A friend of mine made the claim that if we could get the message of this book out to the world at large, the debate about Christians practicing yoga could be moot. Singleton, whose academic mentor was/is Elizabeth de Michelis, argues that “there is little or no evidence that asana (excepting certain seated postures of meditation) has ever been the primary aspect of any Indian yoga practice tradition–including the medieval, body-oriented hatha yoga–in spite of the self-authenticating claims of many modern yoga schools” (3). Furthermore, “Although it routinely appeals to the tradition of Indian hatha yoga, contemporary posture-based yoga cannot really be considered a direct successor of this tradition” (5).

In his book, Singleton describes the origins of hatha yoga, as well as demonstrates that modern yoga poses are a hybrid between Western calisthenics and Eastern yoga.
Ergo, the claim that Christians are adopting (or hijacking or colonizing) an Eastern practice is moot if half of what they’re adopting is already Western. [Of course, then there’s the claim that Christianity was originally an Eastern religion (east of Rome, that is), but that is for yet another discussion.]

It’s a solid, important book. And Singleton is up to another yoga project over at Kickstarter (now fully funded!).

Thomas Ryan, Prayer of Heart and Body: Meditation and Yoga as Christian Spiritual Practice (1995)
All this brings us to our earliest and most important text: Fr. Tom Ryan’s Prayer of Heart and Body. While Ryan wrote this book before all the academic research came out on the origins of yoga, I think the academic research makes Ryan’s book all the more powerful and prophetic, in a way. In this book, Ryan describes the Christian traditions of contemplative prayer, preparing the body for prayer, and the importance of the body in Christian theology (which has been a bit forgotten in recent centuries). It’s an important must-read for any Christian practicing yoga.

In particular, Ryan calls Christians to incorporate prayer into their yoga practice, calling it “Body Prayer.” In the tradition of the mystics, Ryan also describes the spiritual benefits of meditation (further explored in his books Disciplines for Christian Living and Four Steps to Spiritual Freedom.)

Two other academic texts of note are: Stefanie Syman’s The Subtle Body: The Story of Yoga in America (2010) and William J. Broad’s The Science of Yoga: The Risks and the Rewards (2012). Syman’s book fills in a lot of the gaps de Micelis’s book doesn’t address, examining the development of cultural yoga in the past century. Broad’s book deconstructs many scientific contemporary myths about yoga (Broad does for contemporary yoga in the States what Alter does for yoga in India in the last century). While these books are formidable and important, they don’t necessarily add to the dialogue between yoga and Christianity (other than that Syman’s book describes everything Christians are afraid of in yoga).
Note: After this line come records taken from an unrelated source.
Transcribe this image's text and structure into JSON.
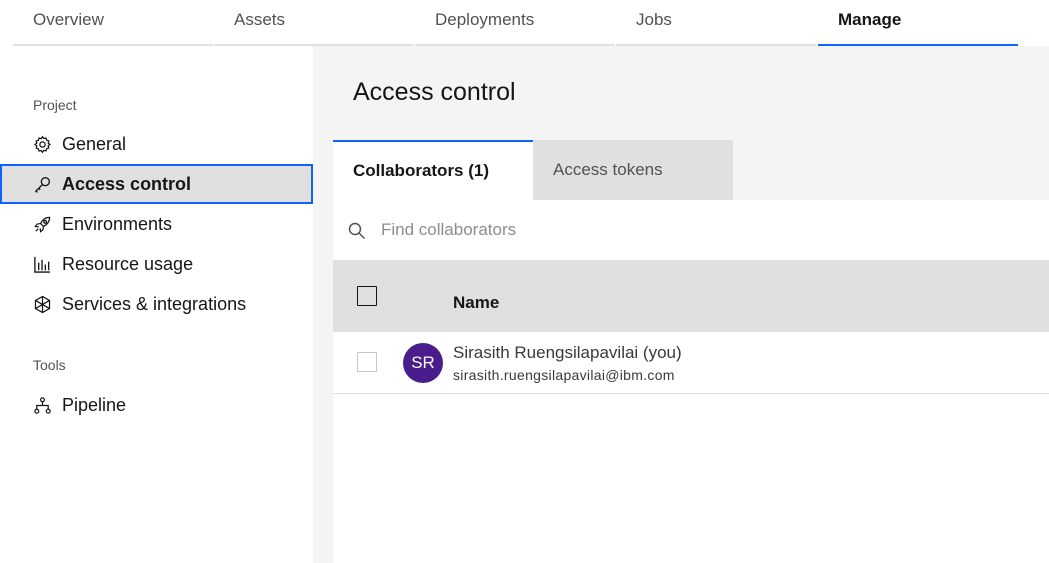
{
  "top_tabs": [
    {
      "label": "Overview",
      "active": false
    },
    {
      "label": "Assets",
      "active": false
    },
    {
      "label": "Deployments",
      "active": false
    },
    {
      "label": "Jobs",
      "active": false
    },
    {
      "label": "Manage",
      "active": true
    }
  ],
  "sidebar": {
    "project_heading": "Project",
    "items": [
      {
        "label": "General",
        "icon": "gear-icon",
        "active": false
      },
      {
        "label": "Access control",
        "icon": "key-icon",
        "active": true
      },
      {
        "label": "Environments",
        "icon": "rocket-icon",
        "active": false
      },
      {
        "label": "Resource usage",
        "icon": "bar-chart-icon",
        "active": false
      },
      {
        "label": "Services & integrations",
        "icon": "integrations-icon",
        "active": false
      }
    ],
    "tools_heading": "Tools",
    "tools": [
      {
        "label": "Pipeline",
        "icon": "pipeline-icon",
        "active": false
      }
    ]
  },
  "main": {
    "title": "Access control",
    "tabs": [
      {
        "label": "Collaborators (1)",
        "active": true
      },
      {
        "label": "Access tokens",
        "active": false
      }
    ],
    "search": {
      "placeholder": "Find collaborators",
      "value": ""
    },
    "table": {
      "columns": [
        "Name"
      ],
      "rows": [
        {
          "initials": "SR",
          "name": "Sirasith Ruengsilapavilai (you)",
          "email": "sirasith.ruengsilapavilai@ibm.com",
          "avatar_color": "#491d8b"
        }
      ]
    }
  },
  "colors": {
    "accent": "#0f62fe",
    "avatar": "#491d8b",
    "surface": "#f4f4f4",
    "selected": "#e0e0e0"
  }
}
There’s also a website for Modern Yoga Research that features most of these authors. Check it out!

Share this!
Facebook Twitter Email

Leave a Reply

Your email address will not be published. Required fields are marked *